Hear lengthy samples and buy it here (US) or here (UK).

Saturday, 24 January 2015

The Wrong Society "To Be Free"

Once again I find myself hugely indebted to Higher State chap Mole.  His keen ears and knowledge of the current garage scene make his m.brooks m.porium ebay store a smashing resource for helping lazy lumps like me to keep up with what's out there.  The latest smash to hit the m.porium's virtual shelves is a 7" by Hamburg's The Wrong Society:

What a fizzing tune!  That guitar solo is pure desperation and do you hear the slightest tang of Martin Phillips (The Chills) in the way the singer pleads "Set me free!", too?  "To Be Free" could be slipped without any qualms onto any of those vintage Teenage Shutdown downer jangle comps.  With Denmark's The Youth, France's Les Grys-Grys and now Germany's The Wrong Society, European garage punk is in a right good state.  My self-imposed mailorder embargo was never gonna last, not with 45s of the quality of "To Be Free" screaming for attention.  I just didn't think my resolve would crumble so soon!

Tuesday, 13 January 2015

Missing, presumed lost

For the second time in three years my Christmas present from me to me has been 'lost in the post'.  This comes hot on the heels of my first copy of The Luxembourg Signal's phenomenal lp being 'lost in the post' and a consignment of 7"s from Groovie Records allegedly meeting the same fate.  The sellers have been really good about it all: Groovie Records sent replacements, I got a refund on the LS lp and I'm sure the person from whom I bought an original copy (Mint-, by all accounts) of The Romancers' sublime "She Gives Me Love" will do like likewise but it's killed my enthusiasm for buying records by post.  Music and buying records is supposed to be fun, not fraught, and those around me are heartily sick of hearing me moan about the postal services of the world so, for the time being, my PayPal account will get a much needed rest, my postman won't have to cart records up 3 flights of stairs and (in a small way) it'll be a boom time for the bricks and mortar record shops of Glasgow.

"She Gives Me Love" is, for me, one of the standout cuts on Outta Sight's wondrous "East LA Soul - Rampart Records 1963-1971" cd.  It would've been such a thrill to own a well preserved copy of it on vinyl.
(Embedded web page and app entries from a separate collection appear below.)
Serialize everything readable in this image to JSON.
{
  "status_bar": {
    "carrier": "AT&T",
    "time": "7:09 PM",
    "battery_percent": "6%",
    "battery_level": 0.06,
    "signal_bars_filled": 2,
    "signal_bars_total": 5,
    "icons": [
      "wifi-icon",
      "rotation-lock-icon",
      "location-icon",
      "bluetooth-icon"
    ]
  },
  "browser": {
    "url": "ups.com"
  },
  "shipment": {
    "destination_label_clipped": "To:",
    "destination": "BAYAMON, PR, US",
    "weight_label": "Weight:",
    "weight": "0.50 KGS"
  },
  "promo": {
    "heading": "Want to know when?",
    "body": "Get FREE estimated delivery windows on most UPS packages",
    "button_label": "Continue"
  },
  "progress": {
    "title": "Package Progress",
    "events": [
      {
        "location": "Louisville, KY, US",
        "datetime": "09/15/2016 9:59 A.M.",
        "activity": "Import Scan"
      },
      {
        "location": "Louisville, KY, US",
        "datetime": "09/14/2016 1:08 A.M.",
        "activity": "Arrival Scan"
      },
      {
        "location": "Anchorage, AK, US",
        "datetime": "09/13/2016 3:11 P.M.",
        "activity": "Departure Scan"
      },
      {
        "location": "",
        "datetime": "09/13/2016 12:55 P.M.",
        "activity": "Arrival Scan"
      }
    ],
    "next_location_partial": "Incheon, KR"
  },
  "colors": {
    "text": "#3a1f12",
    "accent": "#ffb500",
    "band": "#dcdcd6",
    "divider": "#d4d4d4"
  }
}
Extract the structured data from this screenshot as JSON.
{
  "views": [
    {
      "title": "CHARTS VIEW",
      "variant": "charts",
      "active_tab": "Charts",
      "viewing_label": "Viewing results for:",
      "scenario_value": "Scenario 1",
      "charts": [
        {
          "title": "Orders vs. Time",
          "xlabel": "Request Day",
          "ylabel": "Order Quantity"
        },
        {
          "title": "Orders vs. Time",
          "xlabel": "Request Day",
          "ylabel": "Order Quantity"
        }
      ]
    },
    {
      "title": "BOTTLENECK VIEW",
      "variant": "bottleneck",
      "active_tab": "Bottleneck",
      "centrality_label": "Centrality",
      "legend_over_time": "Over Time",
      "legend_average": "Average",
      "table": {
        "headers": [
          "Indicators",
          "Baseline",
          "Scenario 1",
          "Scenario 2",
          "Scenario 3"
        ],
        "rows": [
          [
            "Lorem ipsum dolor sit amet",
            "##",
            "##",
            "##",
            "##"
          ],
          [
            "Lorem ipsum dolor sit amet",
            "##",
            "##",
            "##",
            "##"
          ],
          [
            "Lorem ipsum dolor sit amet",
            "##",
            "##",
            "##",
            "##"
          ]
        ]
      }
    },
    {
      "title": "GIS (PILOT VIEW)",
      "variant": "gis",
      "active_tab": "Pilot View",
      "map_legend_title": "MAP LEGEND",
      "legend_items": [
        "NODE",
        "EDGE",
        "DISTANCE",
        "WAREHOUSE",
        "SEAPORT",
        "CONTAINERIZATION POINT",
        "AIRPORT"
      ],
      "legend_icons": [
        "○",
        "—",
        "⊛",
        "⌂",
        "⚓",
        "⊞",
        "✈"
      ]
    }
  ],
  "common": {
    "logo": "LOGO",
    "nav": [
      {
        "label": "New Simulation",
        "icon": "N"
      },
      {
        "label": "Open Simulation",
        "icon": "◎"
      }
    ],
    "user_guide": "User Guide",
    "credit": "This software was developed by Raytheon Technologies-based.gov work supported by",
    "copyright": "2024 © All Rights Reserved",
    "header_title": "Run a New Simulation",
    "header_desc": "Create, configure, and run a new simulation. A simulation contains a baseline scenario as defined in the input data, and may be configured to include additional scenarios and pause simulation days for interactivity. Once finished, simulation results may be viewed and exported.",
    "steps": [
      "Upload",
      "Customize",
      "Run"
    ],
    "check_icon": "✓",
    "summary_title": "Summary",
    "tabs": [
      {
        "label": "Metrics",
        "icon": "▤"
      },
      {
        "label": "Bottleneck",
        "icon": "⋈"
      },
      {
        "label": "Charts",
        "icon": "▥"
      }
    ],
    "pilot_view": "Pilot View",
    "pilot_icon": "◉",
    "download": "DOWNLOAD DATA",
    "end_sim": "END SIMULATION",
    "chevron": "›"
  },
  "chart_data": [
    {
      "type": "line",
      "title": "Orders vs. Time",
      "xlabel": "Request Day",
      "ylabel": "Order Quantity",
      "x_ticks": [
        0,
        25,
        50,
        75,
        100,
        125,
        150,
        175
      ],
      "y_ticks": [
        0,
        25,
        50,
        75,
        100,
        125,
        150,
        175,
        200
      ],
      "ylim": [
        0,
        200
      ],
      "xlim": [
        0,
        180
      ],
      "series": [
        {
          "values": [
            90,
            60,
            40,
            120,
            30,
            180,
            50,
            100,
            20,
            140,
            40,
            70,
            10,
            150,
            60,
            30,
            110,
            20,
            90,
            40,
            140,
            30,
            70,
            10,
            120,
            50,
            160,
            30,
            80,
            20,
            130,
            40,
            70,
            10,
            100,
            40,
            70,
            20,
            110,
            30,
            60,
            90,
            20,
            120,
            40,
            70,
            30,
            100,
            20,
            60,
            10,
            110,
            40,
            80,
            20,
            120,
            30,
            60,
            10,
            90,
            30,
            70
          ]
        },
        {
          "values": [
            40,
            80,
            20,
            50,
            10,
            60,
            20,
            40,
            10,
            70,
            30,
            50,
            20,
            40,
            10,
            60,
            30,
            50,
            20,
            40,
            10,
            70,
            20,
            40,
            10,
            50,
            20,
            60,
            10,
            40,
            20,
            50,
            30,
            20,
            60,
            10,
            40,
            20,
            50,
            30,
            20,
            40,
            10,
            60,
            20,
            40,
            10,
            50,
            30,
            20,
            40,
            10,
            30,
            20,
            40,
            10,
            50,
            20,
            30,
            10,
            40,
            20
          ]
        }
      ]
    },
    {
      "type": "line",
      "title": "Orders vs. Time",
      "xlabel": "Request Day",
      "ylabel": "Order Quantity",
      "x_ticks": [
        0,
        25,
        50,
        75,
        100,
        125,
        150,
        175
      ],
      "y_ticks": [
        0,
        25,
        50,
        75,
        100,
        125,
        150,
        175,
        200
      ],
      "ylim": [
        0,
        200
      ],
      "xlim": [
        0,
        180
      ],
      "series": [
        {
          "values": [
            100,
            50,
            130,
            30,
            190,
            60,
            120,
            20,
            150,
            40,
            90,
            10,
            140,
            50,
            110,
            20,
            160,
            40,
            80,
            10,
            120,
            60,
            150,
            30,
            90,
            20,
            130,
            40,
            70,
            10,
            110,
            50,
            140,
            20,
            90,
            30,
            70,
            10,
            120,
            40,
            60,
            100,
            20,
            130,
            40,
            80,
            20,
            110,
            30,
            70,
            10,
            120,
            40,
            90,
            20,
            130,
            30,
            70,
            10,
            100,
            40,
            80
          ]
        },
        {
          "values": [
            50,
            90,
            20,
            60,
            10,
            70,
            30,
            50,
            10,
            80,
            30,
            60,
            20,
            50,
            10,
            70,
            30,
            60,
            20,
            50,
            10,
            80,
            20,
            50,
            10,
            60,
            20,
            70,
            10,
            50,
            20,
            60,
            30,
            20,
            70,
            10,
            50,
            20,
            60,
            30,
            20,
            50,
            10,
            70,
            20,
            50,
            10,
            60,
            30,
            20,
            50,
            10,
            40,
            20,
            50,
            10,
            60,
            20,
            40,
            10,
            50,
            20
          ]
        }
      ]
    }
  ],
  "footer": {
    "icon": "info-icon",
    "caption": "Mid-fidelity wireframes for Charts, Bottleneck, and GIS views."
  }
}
* - 'first' as I bought a second copy from a different seller - the original seller had none left - with my refund which in total cost in excess of 30 quid and arrived bashed despite being packaged well.  Yet another thing that's chipped away at my enthusiasm for buying mail-order.